Evacuation orders in areas close to Lake Tahoe, including the city of South Lake Tahoe, were downgraded to warnings on Sunday, allowing thousands of residents to return home almost a week after being forced out by threatening flames.
The Caldor Fire got increasingly under control thanks to favorable weather conditions on Sunday, but Monday threatens to bring some more wind to the area. As KCRA reports, Sunday was the fire's slowest day of growth since its first day three weeks ago. As of Monday morning, containment on the fire stands at 44%.
While damage inspections continue, Cal Fire says that 80% of structures in the fire's path have been inspected, and the toll stands at 714 homes and 18 commercial properties destroyed. Over 27,000 structures remain threatened, though the threat to South Lake Tahoe, which seemed severe just a week ago, has begun to fade, to the great relief of homeowners and business owners there.
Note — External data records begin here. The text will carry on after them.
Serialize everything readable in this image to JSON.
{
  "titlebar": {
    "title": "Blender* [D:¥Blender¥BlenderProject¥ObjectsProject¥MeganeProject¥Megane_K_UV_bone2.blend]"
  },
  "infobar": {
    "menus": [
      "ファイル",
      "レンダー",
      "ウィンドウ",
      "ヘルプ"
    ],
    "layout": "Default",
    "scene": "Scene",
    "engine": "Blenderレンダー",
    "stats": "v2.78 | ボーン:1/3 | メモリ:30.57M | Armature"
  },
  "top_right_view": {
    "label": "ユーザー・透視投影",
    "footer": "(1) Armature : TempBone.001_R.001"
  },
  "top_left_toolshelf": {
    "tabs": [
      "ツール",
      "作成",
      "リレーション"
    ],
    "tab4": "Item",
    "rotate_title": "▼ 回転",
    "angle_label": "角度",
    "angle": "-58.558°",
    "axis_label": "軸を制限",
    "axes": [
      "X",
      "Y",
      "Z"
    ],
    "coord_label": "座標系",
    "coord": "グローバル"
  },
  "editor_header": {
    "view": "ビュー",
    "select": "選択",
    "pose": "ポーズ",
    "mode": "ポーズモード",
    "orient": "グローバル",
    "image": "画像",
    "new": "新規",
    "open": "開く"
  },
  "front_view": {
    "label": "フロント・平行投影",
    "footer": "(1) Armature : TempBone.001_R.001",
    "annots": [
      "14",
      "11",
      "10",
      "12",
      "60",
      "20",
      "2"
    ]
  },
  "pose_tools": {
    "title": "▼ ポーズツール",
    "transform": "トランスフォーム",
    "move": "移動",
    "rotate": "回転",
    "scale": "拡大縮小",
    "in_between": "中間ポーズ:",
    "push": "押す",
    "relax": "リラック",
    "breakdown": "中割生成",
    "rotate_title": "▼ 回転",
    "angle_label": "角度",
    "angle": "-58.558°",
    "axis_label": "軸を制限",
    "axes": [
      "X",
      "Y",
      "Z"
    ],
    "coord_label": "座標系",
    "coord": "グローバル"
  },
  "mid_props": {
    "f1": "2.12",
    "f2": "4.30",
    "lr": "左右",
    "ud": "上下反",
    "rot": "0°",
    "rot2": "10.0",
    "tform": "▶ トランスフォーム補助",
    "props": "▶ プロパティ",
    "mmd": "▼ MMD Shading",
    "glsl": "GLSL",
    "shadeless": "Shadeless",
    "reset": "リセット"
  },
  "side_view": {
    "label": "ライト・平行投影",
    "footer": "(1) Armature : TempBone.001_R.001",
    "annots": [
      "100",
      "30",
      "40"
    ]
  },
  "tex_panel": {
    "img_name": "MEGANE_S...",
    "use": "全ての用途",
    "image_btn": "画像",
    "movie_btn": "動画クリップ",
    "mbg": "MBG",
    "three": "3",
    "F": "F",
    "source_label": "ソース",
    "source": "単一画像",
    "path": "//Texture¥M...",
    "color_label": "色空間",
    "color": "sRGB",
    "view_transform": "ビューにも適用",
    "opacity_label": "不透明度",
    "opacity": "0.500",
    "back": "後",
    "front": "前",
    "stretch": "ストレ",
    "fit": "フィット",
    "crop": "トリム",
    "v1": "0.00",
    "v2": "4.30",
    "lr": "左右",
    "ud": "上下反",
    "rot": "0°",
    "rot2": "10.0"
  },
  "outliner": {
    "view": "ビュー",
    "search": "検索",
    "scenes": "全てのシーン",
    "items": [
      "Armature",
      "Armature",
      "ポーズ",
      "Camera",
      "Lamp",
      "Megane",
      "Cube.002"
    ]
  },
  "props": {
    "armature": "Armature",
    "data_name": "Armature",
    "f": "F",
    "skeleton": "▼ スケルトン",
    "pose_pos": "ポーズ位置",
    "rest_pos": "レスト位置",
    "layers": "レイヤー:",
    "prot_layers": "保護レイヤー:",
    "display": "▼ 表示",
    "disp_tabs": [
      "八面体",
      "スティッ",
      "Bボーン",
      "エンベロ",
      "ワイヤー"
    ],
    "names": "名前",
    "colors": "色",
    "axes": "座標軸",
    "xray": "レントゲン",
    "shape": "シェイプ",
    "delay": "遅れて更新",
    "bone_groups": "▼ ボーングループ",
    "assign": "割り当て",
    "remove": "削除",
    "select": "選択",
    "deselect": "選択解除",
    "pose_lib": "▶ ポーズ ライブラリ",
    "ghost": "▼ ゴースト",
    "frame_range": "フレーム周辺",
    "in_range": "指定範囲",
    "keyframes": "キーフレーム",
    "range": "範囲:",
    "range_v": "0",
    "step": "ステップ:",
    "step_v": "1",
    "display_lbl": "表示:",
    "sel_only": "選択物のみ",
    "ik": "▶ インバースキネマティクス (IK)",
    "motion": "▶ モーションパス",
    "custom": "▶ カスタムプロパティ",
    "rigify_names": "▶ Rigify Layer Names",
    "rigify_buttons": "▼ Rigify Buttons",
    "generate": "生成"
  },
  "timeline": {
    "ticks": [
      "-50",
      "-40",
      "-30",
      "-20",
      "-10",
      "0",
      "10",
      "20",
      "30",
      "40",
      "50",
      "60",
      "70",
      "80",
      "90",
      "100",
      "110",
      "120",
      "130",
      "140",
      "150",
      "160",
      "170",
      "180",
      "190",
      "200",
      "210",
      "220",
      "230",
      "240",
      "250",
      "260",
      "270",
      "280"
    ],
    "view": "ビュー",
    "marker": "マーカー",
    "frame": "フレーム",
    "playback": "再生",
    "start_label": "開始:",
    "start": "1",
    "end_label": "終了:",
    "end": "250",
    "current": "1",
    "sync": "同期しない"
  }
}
At 3 p.m. on Sunday, Cal Fire downgraded evacuation orders for much of South Lake Tahoe, and areas next to the lake, east of Highway 89, in Tahoma and Emerald Bay to warnings. Evacuation orders remained in effect for the areas of Fallen Leaf Lake, Meyers, Christmas Valley, and North Upper Truckee.
WHAT: Evacuation Orders Downgraded WHEN: Effective Immediately— CAL FIRE AEU (@CALFIREAEU) September 5, 2021
WHERE: El Dorado County
Evacuation Order Update:
The following Evacuation Orders have been downgraded to Evacuation Warnings in El Dorado County:#caldorfire pic.twitter.com/ph2Jupa7HF
South Lake Tahoe lost out on what would normally have been a bustling and profitable Labor Day Weekend, and evacuees were slowly returning home as of Sunday evening, per the Associated Press. Also, the air around South Lake Tahoe remained very smoky and unpleasant, especially for those with compromised lungs.
"So far it hasn't been a mad rush of cars," said South Lake Tahoe Fire Chief Clive Savacool during an evening briefing. "We're happy to see that people are slowly trickling in, just because the city does need time to get ready."
El Dorado County sheriff's Sgt. Simon Brown issued a warning about bear activity, saying that during the evacuation, bears had moved freely through residential areas and spread a lot of garbage around — and maybe even broke into some homes.
The fire has moved into remote wilderness areas east of Highway 89, well south of South Lake Tahoe — with the eastern front of the fire now creeping south rather than east. Consequently, evacuation orders in Douglas County, Nevada were also downgraded, as the fire so far seems to have stopped moving toward the Nevada border.
""We're up into the wilderness area," said Jake Cagle, a fire operations section chief, per the Associated Press. "It's just a tough piece of ground. We're in there beating it up. It's over a two-hour hike to get in there."
Firefighters also spent Sunday putting out spot fires and flare-ups within the burn area, and patrolling the residential area of Meyers.
As the Tahoe Daily Tribune reports, a high pressure system looked to bring warm temperatures and only localized wind to the area Monday. Firefighters are aiming to get the Caldor Fire 50% contained in short order, prior to full containment.
As of Sunday, around 14,500 firefighters continued battling 13 separate wildfires around the state of California.
Top image: A dog sits in a car in heavy traffic on Hwy 50 as people evacuate ahead of the Caldor Fire on August 30, 2021 in South Lake Tahoe, California. (Photo by Justin Sullivan/Getty Images)